            The God of the Underworld, Lord of Death, gave him mercy? Mayhap there was one God he might serve with honor. 
Ariston vowed, “You have it.”


Some books speak to a reader before the first page is turned. That’s exactly how I felt about Medusa, A Love Story when I saw its cover and read the background information. And, fortunately, it lived up to the expectations.

Author Sasha Summers takes one of the most feared mythological creatures – Medusa, a vile woman with serpents swarming in place of hair, who turns any man who looks upon her into stone – and instead creates a complex, loving woman who dotes on her family, and gives up her happiness for that of others.

Not all born into families look like their siblings and parents.
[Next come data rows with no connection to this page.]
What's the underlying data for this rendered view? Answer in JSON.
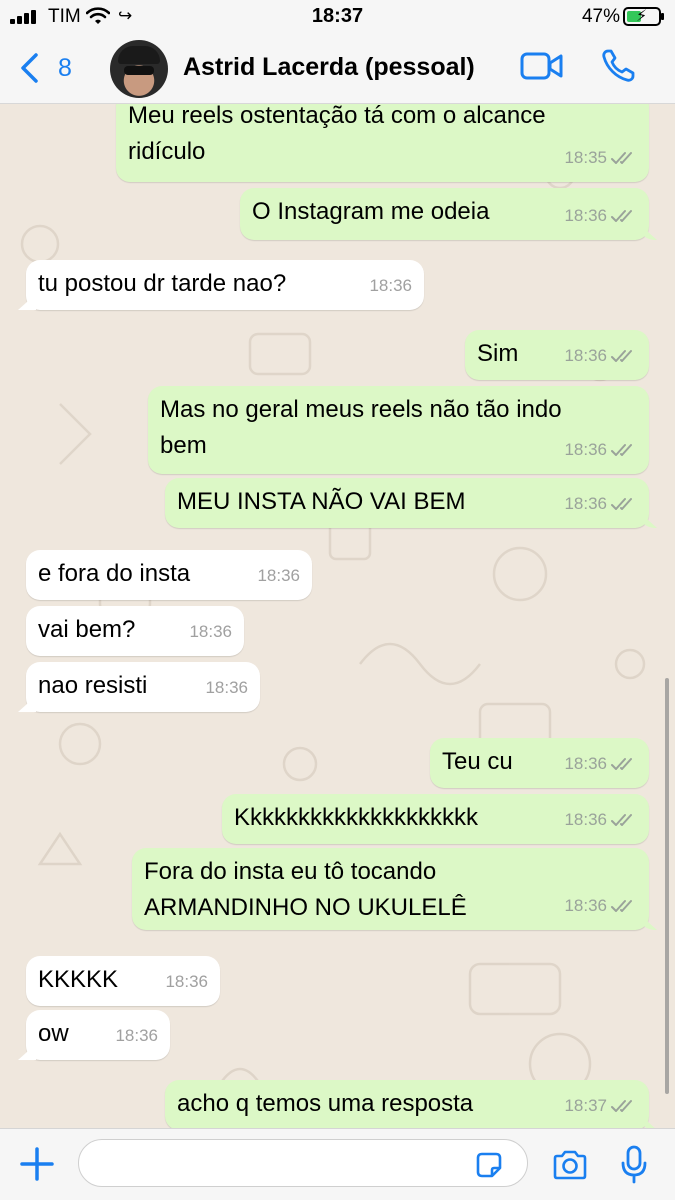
{
  "status_bar": {
    "carrier": "TIM",
    "time": "18:37",
    "battery": "47%",
    "battery_level": 0.47
  },
  "header": {
    "back_count": "8",
    "contact_name": "Astrid Lacerda (pessoal)",
    "icons": [
      "chevron-left-icon",
      "video-call-icon",
      "phone-call-icon"
    ]
  },
  "messages": [
    {
      "dir": "out",
      "text": "Meu reels ostentação tá com o alcance\nridículo",
      "time": "18:35"
    },
    {
      "dir": "out",
      "text": "O Instagram me odeia",
      "time": "18:36"
    },
    {
      "dir": "in",
      "text": "tu postou dr tarde nao?",
      "time": "18:36"
    },
    {
      "dir": "out",
      "text": "Sim",
      "time": "18:36"
    },
    {
      "dir": "out",
      "text": "Mas no geral meus reels não tão indo\nbem",
      "time": "18:36"
    },
    {
      "dir": "out",
      "text": "MEU INSTA NÃO VAI BEM",
      "time": "18:36"
    },
    {
      "dir": "in",
      "text": "e fora do insta",
      "time": "18:36"
    },
    {
      "dir": "in",
      "text": "vai bem?",
      "time": "18:36"
    },
    {
      "dir": "in",
      "text": "nao resisti",
      "time": "18:36"
    },
    {
      "dir": "out",
      "text": "Teu cu",
      "time": "18:36"
    },
    {
      "dir": "out",
      "text": "Kkkkkkkkkkkkkkkkkkkk",
      "time": "18:36"
    },
    {
      "dir": "out",
      "text": "Fora do insta eu tô tocando\nARMANDINHO NO UKULELÊ",
      "time": "18:36"
    },
    {
      "dir": "in",
      "text": "KKKKK",
      "time": "18:36"
    },
    {
      "dir": "in",
      "text": "ow",
      "time": "18:36"
    },
    {
      "dir": "out",
      "text": "acho q temos uma resposta",
      "time": "18:37"
    }
  ],
  "input": {
    "placeholder": "",
    "icons": [
      "plus-icon",
      "sticker-icon",
      "camera-icon",
      "microphone-icon"
    ]
  },
  "colors": {
    "outgoing_bubble": "#dcf8c6",
    "incoming_bubble": "#ffffff",
    "wallpaper": "#efe7dd",
    "accent": "#1a7ff0"
  }
}
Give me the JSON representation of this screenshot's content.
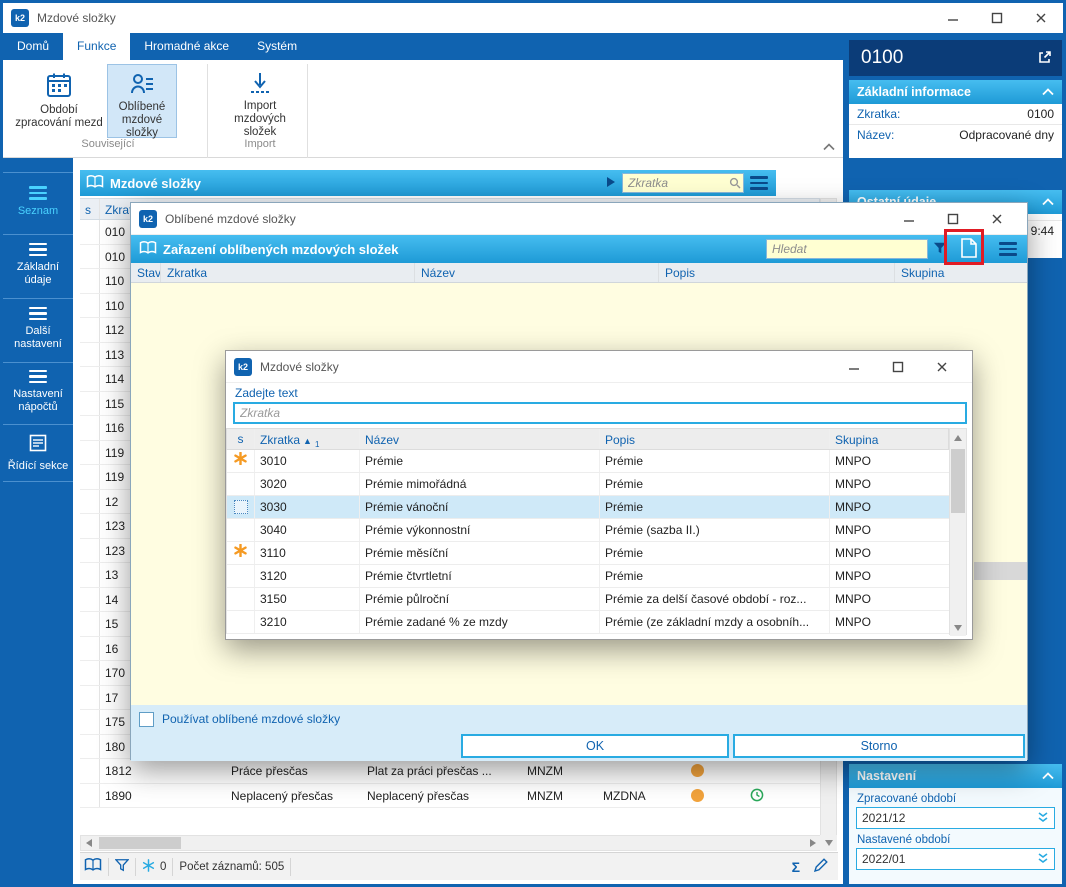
{
  "logo_text": "k2",
  "icons": {
    "sigma": "Σ",
    "sort_asc": "▲"
  },
  "colors": {
    "primary_blue": "#1063b0",
    "dark_blue": "#0b3c78",
    "cyan": "#29abe2",
    "cream": "#fffde1",
    "search_yellow": "#ffffd2",
    "row_highlight": "#cfe9f8",
    "strip_blue": "#d7ecf9",
    "favorite_orange": "#f59a23",
    "dot_orange": "#f2a33c",
    "annotation_red": "#e01b24"
  },
  "main_window": {
    "title": "Mzdové složky",
    "ribbon": {
      "tabs": [
        {
          "label": "Domů",
          "active": false
        },
        {
          "label": "Funkce",
          "active": true
        },
        {
          "label": "Hromadné akce",
          "active": false
        },
        {
          "label": "Systém",
          "active": false
        }
      ],
      "buttons": [
        {
          "label": "Období zpracování mezd",
          "active": false
        },
        {
          "label": "Oblíbené mzdové složky",
          "active": true
        },
        {
          "label": "Import mzdových složek",
          "active": false
        }
      ],
      "group_labels": [
        "Související",
        "Import"
      ]
    },
    "sidebar": {
      "items": [
        {
          "label": "Seznam",
          "active": true
        },
        {
          "label": "Základní údaje",
          "active": false
        },
        {
          "label": "Další nastavení",
          "active": false
        },
        {
          "label": "Nastavení nápočtů",
          "active": false
        },
        {
          "label": "Řídící sekce",
          "active": false
        }
      ]
    },
    "content": {
      "panel_title": "Mzdové složky",
      "search_placeholder": "Zkratka",
      "table": {
        "col_s": "s",
        "col_zkratka": "Zkratka",
        "partial_rows": [
          "010",
          "010",
          "110",
          "110",
          "112",
          "113",
          "114",
          "115",
          "116",
          "119",
          "119",
          "12",
          "123",
          "123",
          "13",
          "14",
          "15",
          "16",
          "170",
          "17",
          "175",
          "180"
        ],
        "rows": [
          {
            "zkratka": "1812",
            "nazev": "Práce přesčas",
            "popis": "Plat za práci přesčas ...",
            "sk1": "MNZM",
            "sk2": "",
            "dot": true,
            "clock": false
          },
          {
            "zkratka": "1890",
            "nazev": "Neplacený přesčas",
            "popis": "Neplacený přesčas",
            "sk1": "MNZM",
            "sk2": "MZDNA",
            "dot": true,
            "clock": true
          }
        ]
      },
      "status_bar": {
        "freeze_count": "0",
        "record_count": "Počet záznamů: 505"
      }
    },
    "right_panel": {
      "record_id": "0100",
      "basic_info": {
        "title": "Základní informace",
        "rows": [
          {
            "label": "Zkratka:",
            "value": "0100"
          },
          {
            "label": "Název:",
            "value": "Odpracované dny"
          }
        ]
      },
      "other_info": {
        "title": "Ostatní údaje",
        "visible_value": "9:44"
      },
      "settings": {
        "title": "Nastavení",
        "fields": [
          {
            "label": "Zpracované období",
            "value": "2021/12"
          },
          {
            "label": "Nastavené období",
            "value": "2022/01"
          }
        ]
      }
    }
  },
  "dialog_favorites": {
    "title": "Oblíbené mzdové složky",
    "panel_title": "Zařazení oblíbených mzdových složek",
    "search_placeholder": "Hledat",
    "columns": [
      "Stav",
      "Zkratka",
      "Název",
      "Popis",
      "Skupina"
    ],
    "checkbox_label": "Používat oblíbené mzdové složky",
    "ok_label": "OK",
    "cancel_label": "Storno"
  },
  "dialog_picker": {
    "title": "Mzdové složky",
    "prompt": "Zadejte text",
    "input_placeholder": "Zkratka",
    "columns": [
      "s",
      "Zkratka",
      "Název",
      "Popis",
      "Skupina"
    ],
    "sort_number": "1",
    "rows": [
      {
        "fav": true,
        "selected": false,
        "zkratka": "3010",
        "nazev": "Prémie",
        "popis": "Prémie",
        "skupina": "MNPO"
      },
      {
        "fav": false,
        "selected": false,
        "zkratka": "3020",
        "nazev": "Prémie mimořádná",
        "popis": "Prémie",
        "skupina": "MNPO"
      },
      {
        "fav": false,
        "selected": true,
        "zkratka": "3030",
        "nazev": "Prémie vánoční",
        "popis": "Prémie",
        "skupina": "MNPO"
      },
      {
        "fav": false,
        "selected": false,
        "zkratka": "3040",
        "nazev": "Prémie výkonnostní",
        "popis": "Prémie (sazba II.)",
        "skupina": "MNPO"
      },
      {
        "fav": true,
        "selected": false,
        "zkratka": "3110",
        "nazev": "Prémie měsíční",
        "popis": "Prémie",
        "skupina": "MNPO"
      },
      {
        "fav": false,
        "selected": false,
        "zkratka": "3120",
        "nazev": "Prémie čtvrtletní",
        "popis": "Prémie",
        "skupina": "MNPO"
      },
      {
        "fav": false,
        "selected": false,
        "zkratka": "3150",
        "nazev": "Prémie půlroční",
        "popis": "Prémie za delší časové období - roz...",
        "skupina": "MNPO"
      },
      {
        "fav": false,
        "selected": false,
        "zkratka": "3210",
        "nazev": "Prémie zadané % ze mzdy",
        "popis": "Prémie (ze základní mzdy a osobníh...",
        "skupina": "MNPO"
      }
    ]
  }
}
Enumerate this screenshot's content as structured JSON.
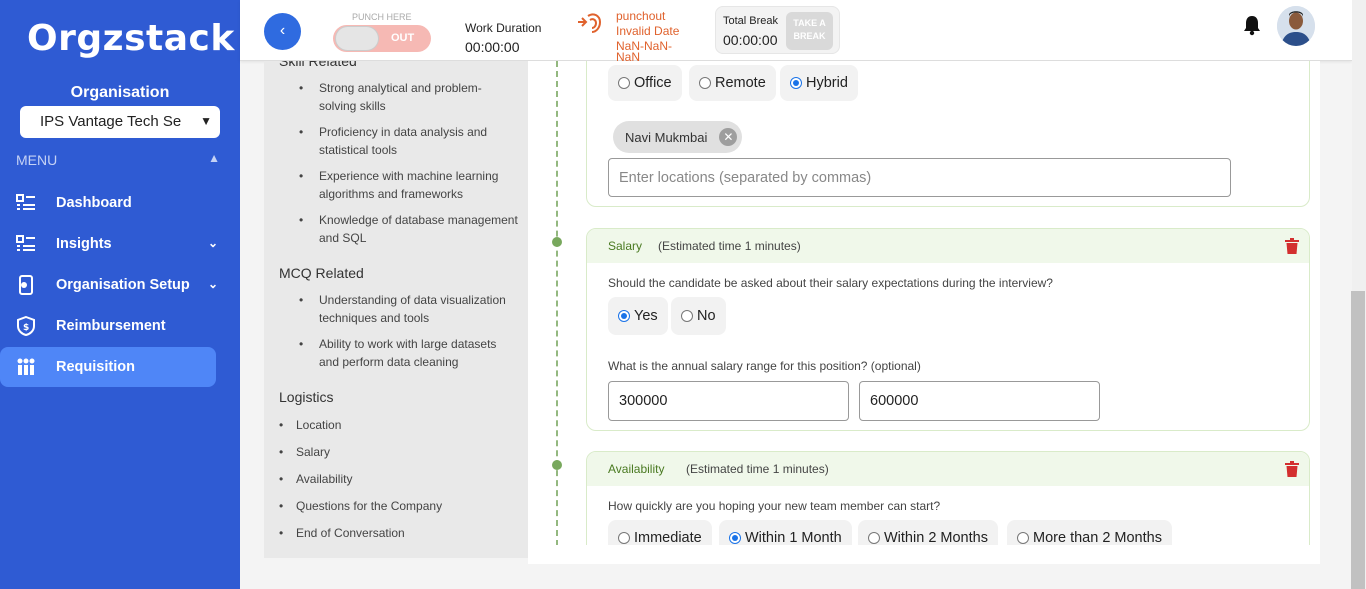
{
  "sidebar": {
    "logo": "Orgzstack",
    "org_label": "Organisation",
    "org_selected": "IPS Vantage Tech Se",
    "menu_label": "MENU",
    "items": [
      {
        "label": "Dashboard",
        "icon": "list-icon"
      },
      {
        "label": "Insights",
        "icon": "list-icon"
      },
      {
        "label": "Organisation Setup",
        "icon": "settings-phone-icon"
      },
      {
        "label": "Reimbursement",
        "icon": "shield-money-icon"
      },
      {
        "label": "Requisition",
        "icon": "people-icon"
      }
    ]
  },
  "topbar": {
    "punch_here": "PUNCH HERE",
    "punch_state": "OUT",
    "work_duration_label": "Work Duration",
    "work_duration_value": "00:00:00",
    "punchout_line1": "punchout",
    "punchout_line2": "Invalid Date",
    "punchout_line3": "NaN-NaN-",
    "punchout_line4": "NaN",
    "total_break_label": "Total Break",
    "total_break_value": "00:00:00",
    "take_break": "TAKE A BREAK"
  },
  "left_panel": {
    "skill_head": "Skill Related",
    "skills": [
      "Strong analytical and problem-solving skills",
      "Proficiency in data analysis and statistical tools",
      "Experience with machine learning algorithms and frameworks",
      "Knowledge of database management and SQL"
    ],
    "mcq_head": "MCQ Related",
    "mcq": [
      "Understanding of data visualization techniques and tools",
      "Ability to work with large datasets and perform data cleaning"
    ],
    "logistics_head": "Logistics",
    "logistics": [
      "Location",
      "Salary",
      "Availability",
      "Questions for the Company",
      "End of Conversation"
    ]
  },
  "location_card": {
    "options": [
      "Office",
      "Remote",
      "Hybrid"
    ],
    "selected": "Hybrid",
    "chip": "Navi Mukmbai",
    "placeholder": "Enter locations (separated by commas)"
  },
  "salary_card": {
    "title": "Salary",
    "time": "(Estimated time 1 minutes)",
    "question": "Should the candidate be asked about their salary expectations during the interview?",
    "options": [
      "Yes",
      "No"
    ],
    "selected": "Yes",
    "range_question": "What is the annual salary range for this position? (optional)",
    "min": "300000",
    "max": "600000"
  },
  "availability_card": {
    "title": "Availability",
    "time": "(Estimated time 1 minutes)",
    "question": "How quickly are you hoping your new team member can start?",
    "options": [
      "Immediate",
      "Within 1 Month",
      "Within 2 Months",
      "More than 2 Months"
    ],
    "selected": "Within 1 Month"
  },
  "colors": {
    "sidebar": "#2f5bd3",
    "active_nav": "#4f86f7",
    "accent_green": "#4a7a22",
    "delete_red": "#d32f2f",
    "punch_orange": "#e0622d"
  }
}
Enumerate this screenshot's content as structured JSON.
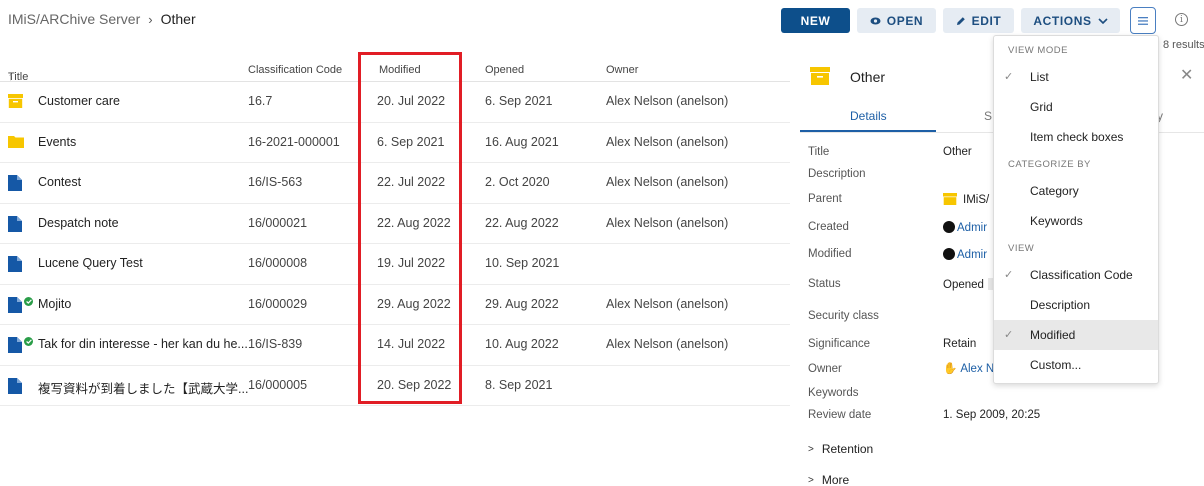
{
  "breadcrumb": {
    "root": "IMiS/ARChive Server",
    "separator": "›",
    "current": "Other"
  },
  "toolbar": {
    "new_label": "NEW",
    "open_label": "OPEN",
    "edit_label": "EDIT",
    "actions_label": "ACTIONS"
  },
  "results_count": "8 results",
  "table": {
    "headers": {
      "title": "Title",
      "code": "Classification Code",
      "modified": "Modified",
      "opened": "Opened",
      "owner": "Owner"
    },
    "rows": [
      {
        "icon": "box-folder-icon",
        "title": "Customer care",
        "code": "16.7",
        "modified": "20. Jul 2022",
        "opened": "6. Sep 2021",
        "owner": "Alex Nelson (anelson)"
      },
      {
        "icon": "folder-icon",
        "title": "Events",
        "code": "16-2021-000001",
        "modified": "6. Sep 2021",
        "opened": "16. Aug 2021",
        "owner": "Alex Nelson (anelson)"
      },
      {
        "icon": "document-icon",
        "title": "Contest",
        "code": "16/IS-563",
        "modified": "22. Jul 2022",
        "opened": "2. Oct 2020",
        "owner": "Alex Nelson (anelson)"
      },
      {
        "icon": "document-icon",
        "title": "Despatch note",
        "code": "16/000021",
        "modified": "22. Aug 2022",
        "opened": "22. Aug 2022",
        "owner": "Alex Nelson (anelson)"
      },
      {
        "icon": "document-icon",
        "title": "Lucene Query Test",
        "code": "16/000008",
        "modified": "19. Jul 2022",
        "opened": "10. Sep 2021",
        "owner": ""
      },
      {
        "icon": "document-icon",
        "checked": true,
        "title": "Mojito",
        "code": "16/000029",
        "modified": "29. Aug 2022",
        "opened": "29. Aug 2022",
        "owner": "Alex Nelson (anelson)"
      },
      {
        "icon": "document-icon",
        "checked": true,
        "title": "Tak for din interesse - her kan du he...",
        "code": "16/IS-839",
        "modified": "14. Jul 2022",
        "opened": "10. Aug 2022",
        "owner": "Alex Nelson (anelson)"
      },
      {
        "icon": "document-icon",
        "title": "複写資料が到着しました【武蔵大学...",
        "code": "16/000005",
        "modified": "20. Sep 2022",
        "opened": "8. Sep 2021",
        "owner": ""
      }
    ]
  },
  "panel": {
    "title": "Other",
    "tabs": [
      "Details",
      "S",
      "y"
    ],
    "details": [
      {
        "label": "Title",
        "value": "Other"
      },
      {
        "label": "Description",
        "value": ""
      },
      {
        "label": "Parent",
        "value": "IMiS/"
      },
      {
        "label": "Created",
        "value": "Admir"
      },
      {
        "label": "Modified",
        "value": "Admir"
      },
      {
        "label": "Status",
        "value": "Opened"
      },
      {
        "label": "Security class",
        "value": ""
      },
      {
        "label": "Significance",
        "value": "Retain"
      },
      {
        "label": "Owner",
        "value": "Alex N"
      },
      {
        "label": "Keywords",
        "value": ""
      },
      {
        "label": "Review date",
        "value": "1. Sep 2009, 20:25"
      }
    ],
    "retention_label": "Retention",
    "more_label": "More"
  },
  "menu": {
    "view_mode_header": "VIEW MODE",
    "categorize_header": "CATEGORIZE BY",
    "view_header": "VIEW",
    "items": [
      {
        "label": "List",
        "checked": true
      },
      {
        "label": "Grid",
        "checked": false
      },
      {
        "label": "Item check boxes",
        "checked": false
      },
      {
        "label": "Category",
        "checked": false
      },
      {
        "label": "Keywords",
        "checked": false
      },
      {
        "label": "Classification Code",
        "checked": true
      },
      {
        "label": "Description",
        "checked": false
      },
      {
        "label": "Modified",
        "checked": true
      },
      {
        "label": "Custom...",
        "checked": false
      }
    ]
  },
  "colors": {
    "primary": "#0d4f8b",
    "folder_yellow": "#f7c600",
    "doc_blue": "#1558a6",
    "highlight_red": "#e11d25",
    "check_green": "#2a9d48"
  }
}
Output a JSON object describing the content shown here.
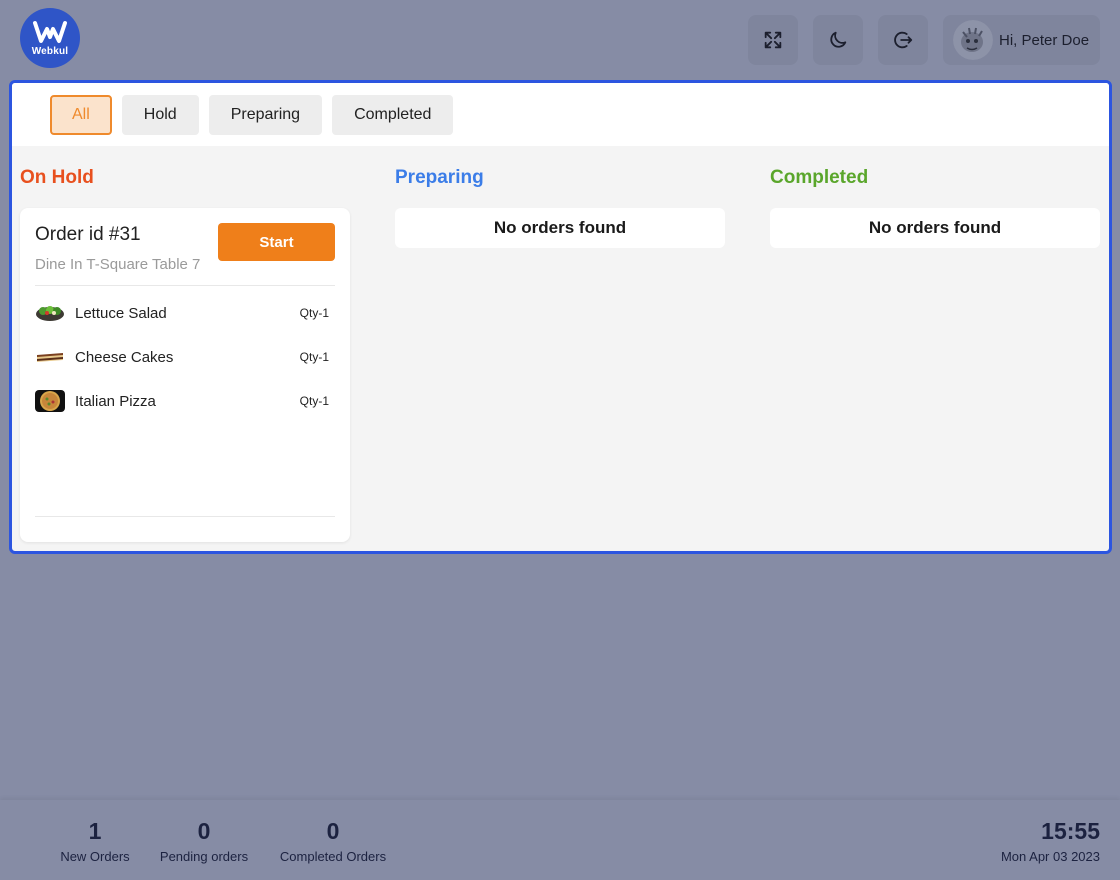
{
  "logo": {
    "text": "Webkul",
    "color": "#2f55c7"
  },
  "header": {
    "buttons": [
      {
        "icon": "fullscreen-icon"
      },
      {
        "icon": "moon-icon"
      },
      {
        "icon": "logout-icon"
      }
    ],
    "user": {
      "greeting": "Hi, Peter Doe",
      "avatar_icon": "user-avatar"
    }
  },
  "tabs": [
    {
      "label": "All",
      "active": true
    },
    {
      "label": "Hold",
      "active": false
    },
    {
      "label": "Preparing",
      "active": false
    },
    {
      "label": "Completed",
      "active": false
    }
  ],
  "columns": {
    "hold": {
      "title": "On Hold",
      "color": "#e8501e"
    },
    "preparing": {
      "title": "Preparing",
      "color": "#3b7de8",
      "empty": "No orders found"
    },
    "completed": {
      "title": "Completed",
      "color": "#5aa62b",
      "empty": "No orders found"
    }
  },
  "order": {
    "id": "Order id #31",
    "subtitle": "Dine In T-Square Table 7",
    "action": "Start",
    "items": [
      {
        "name": "Lettuce Salad",
        "qty": "Qty-1",
        "icon": "salad-thumb"
      },
      {
        "name": "Cheese Cakes",
        "qty": "Qty-1",
        "icon": "cake-thumb"
      },
      {
        "name": "Italian Pizza",
        "qty": "Qty-1",
        "icon": "pizza-thumb"
      }
    ]
  },
  "footer": {
    "stats": [
      {
        "value": "1",
        "label": "New Orders"
      },
      {
        "value": "0",
        "label": "Pending orders"
      },
      {
        "value": "0",
        "label": "Completed Orders"
      }
    ],
    "time": "15:55",
    "date": "Mon Apr 03 2023"
  },
  "colors": {
    "accent": "#ef7f1a",
    "border": "#2c55e0"
  }
}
Before Medusa took on the characteristics a dreaded Gorgon, she was but a lady, a priestess in Athena’s temple. She took the position as payment for her parents’ misdeeds.

“Love had never been peaceful, not for Medusa. In truth, she’d seen very little to indicate love existed. Duty was her fate. Duty did not waver. It was constant. And she was content with her station – most of the time.” (p. 19)

Medusa’s view of love shifts with her new guard duty, Ariston. As a leader of soldiers, Ariston is supposed to escort Medusa to and from the temple, but something about her calls to him.  

“She was indeed well, easing his worry while tempting his soul. Her veils offered no buffer to his heart, the whisper of her smile was a shadow through its gossamer fall – enticing him all the more.” (28)

For those knowledgeable of Greek mythology, or even viewers of Percy Jackson & The Olympians: The Lightning Thief, Medusa’s life doesn’t end happily-ever-after. While Summers stays pretty true to the classic tales, she offers an ending that should leave readers satisfied.

In Medusa, A Love Story, Summers doesn’t weave a simple tale of romance, but an epic adventure of the heart. 

Author Bio:

Sasha Summers is part gypsy. Her passions have always been storytelling, history, and travel. It's no surprise that her books visit times past, set in places rich with legends and myth. Her first play, 'Greek Gods and Goddesses' (original title, right?), was written for her Girl Scout troupe.

She's been writing ever since. She loves getting lost in the worlds and characters she creates; even if she frequently forgets to run the dishwasher or wash socks when she's doing so.

Luckily, her four brilliant children and hero-inspiring hubby are super understanding and supportive.

Sasha is an active member of RWA and several Texas Chapters. A self-proclaimed movie-addict, she is full of all sorts of useless movie tidbits and trivia.

Facebook Author Page:

Twitter: @sashawrites

1 comment:

  1. Louisa, Thank you so much for reading and reviewing Medusa. I'm so pleased that you enjoyed the book. I will treasure your review. Especially: In Medusa, A Love Story, Summers doesn’t weave a simple tale of romance, but an epic adventure of the heart. ~ Awesome